Supplied records:
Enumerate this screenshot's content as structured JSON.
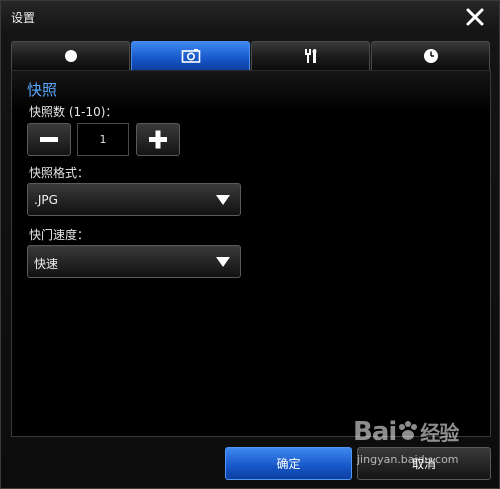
{
  "window": {
    "title": "设置"
  },
  "tabs": [
    {
      "icon": "record-dot-icon",
      "active": false
    },
    {
      "icon": "camera-icon",
      "active": true
    },
    {
      "icon": "tools-icon",
      "active": false
    },
    {
      "icon": "clock-icon",
      "active": false
    }
  ],
  "snapshot": {
    "section_title": "快照",
    "count_label": "快照数 (1-10)：",
    "count_value": "1",
    "format_label": "快照格式：",
    "format_value": ".JPG",
    "shutter_label": "快门速度：",
    "shutter_value": "快速"
  },
  "footer": {
    "ok_label": "确定",
    "cancel_label": "取消"
  },
  "watermark": {
    "logo_text": "Bai",
    "logo_text_2": "经验",
    "url": "jingyan.baidu.com"
  },
  "colors": {
    "accent": "#1f66d8",
    "section_title": "#5aa9ff",
    "background": "#0c0c0c"
  }
}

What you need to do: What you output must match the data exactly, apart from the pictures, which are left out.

Finished task:
Enumerate this screenshot's content as structured JSON.
{
  "window": {
    "title": "设置"
  },
  "tabs": [
    {
      "icon": "record-dot-icon",
      "active": false
    },
    {
      "icon": "camera-icon",
      "active": true
    },
    {
      "icon": "tools-icon",
      "active": false
    },
    {
      "icon": "clock-icon",
      "active": false
    }
  ],
  "snapshot": {
    "section_title": "快照",
    "count_label": "快照数 (1-10)：",
    "count_value": "1",
    "format_label": "快照格式：",
    "format_value": ".JPG",
    "shutter_label": "快门速度：",
    "shutter_value": "快速"
  },
  "footer": {
    "ok_label": "确定",
    "cancel_label": "取消"
  },
  "watermark": {
    "logo_text": "Bai",
    "logo_text_2": "经验",
    "url": "jingyan.baidu.com"
  },
  "colors": {
    "accent": "#1f66d8",
    "section_title": "#5aa9ff",
    "background": "#0c0c0c"
  }
}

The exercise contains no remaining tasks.